As it turns out, Jenny was roughly in the same shape, the strong cuppa buna from her meeting not enough to sustain her. So, we put our newfound minibus expertise to use, listened for the weyalas calling for Piazza and climbed aboard.

Piazza is an older neighborhood, but has some influence from the more recent Italian presence in Ethiopia, as evidenced by the name “Piazza.” We found a decidedly non-Italian restaurant (and a decidedly non-friendly waitress) for lunch. Yes, lunch. Breakfast was long gone. As was the crisp on my French fries.

Following a mediocre meal, we walked down Churchill Street to Tomoca Café for some quality coffee.

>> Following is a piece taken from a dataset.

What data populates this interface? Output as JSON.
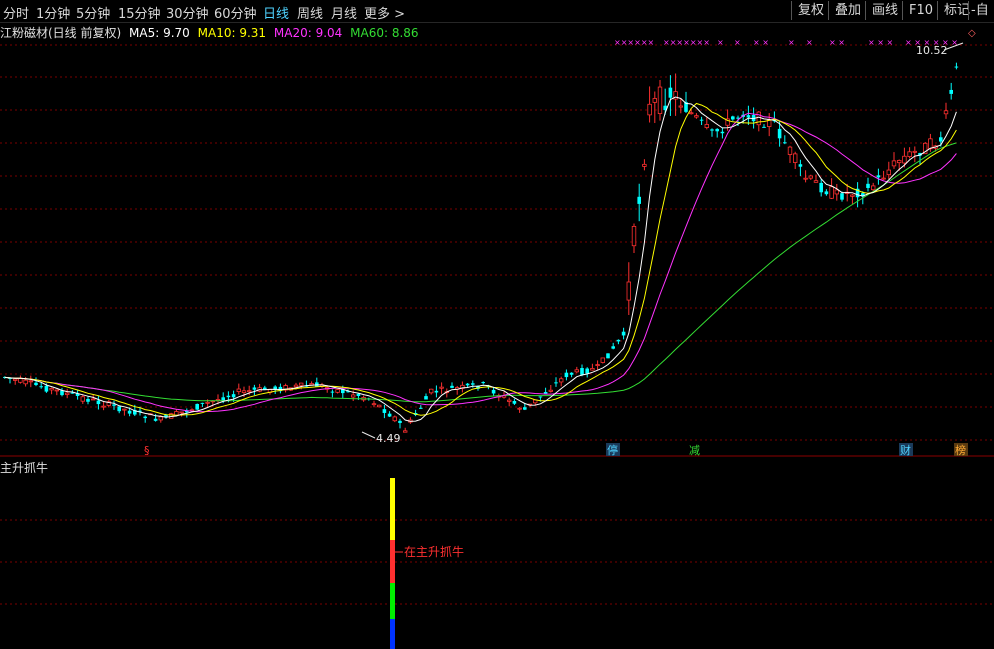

Tomoca is a tiny little shop, with stand-up tables and bins full of freshly roasted beans, popular with locals and tourists alike. With no time to stop for a macchiato, we just bought two kilos of coffee and went on our way.

The damage for 4.4 pounds of Ethiopian coffee? About $15.00.

Next on the list: Merkato.

After saving at least 100 birr by taking the minibus to Piazza, we splurged and hailed a regular taxi to Merkato. When I say, “regular taxi,” what I mean is a blue-bodied, white-roofed, Russian-made, Cold War-era box on wheels. Typically, most of the interior door paneling is missing, the dashboards and rear surfaces are covered in fur (not sure if they are real or synthetic, but my immune system told me not to look too closely), there is one window crank for all four windows (the driver has it), there is a giant flag or plastic bird or strand of beads hanging from the rearview mirror, and the steering wheel has more play than Law & Order reruns on basic cable.

In short, each ride is an adventure.

As is Merkato.

Merkato is, as you deduced, a massive market where one can find anything from mattresses to microwaves, Nikes to necklaces (both would be fake), t-shirts to textiles, and likely just about anything else you desire. It’s even said that you can buy camels and Kalashnikovs (AK-47s) in Merkato, though we didn’t stumble across any such deals.

Oh, the other thing about Merkato: everything is a negotiation. Jenny was back and forth about five times with three people in one shop trying to sell her two scarves. My head was spinning. One merchant saw me eyeing an Amharic t-shirt and before I knew it I was bargaining. And buying.

Stepping out of the stall and back onto the street, we found ourselves dodging buses, donkeys, goats, and men carrying insane amounts of boxes on their heads. It was overwhelming. Not even the narrow souks of Fez or the chaotic bazaars of Kathmandu can compete.

We needed to get out of there. We needed cash. We needed a nap.

Later, we needed dinner. Navigating the dark side streets off Bole Road, on foot this time, we located another Lonely Planet pick: Jewel of India. Because, well, when in Rome…

Actually, the food was great. We hadn’t eaten South Indian in a long time. And the restaurant had South African wine! We didn’t order it, necessarily, but we did enjoy it. Jenny tried to order a wine spritzer from the menu (a fact that may require merciless teasing on Facebook) and the next thing we knew a dirty bottle of Two Oceans Sauvignon Blanc was on our table. As polite patrons, we could not refuse.

However, I must refuse to jam the entire Ethiopia tale into one blog post. Part 2, which includes a visit to Haile Selassie’s bathroom, naked massages in a public bathhouse, and amorous donkeys in the middle of the highway, is coming soon. Here’s hoping that sex sells.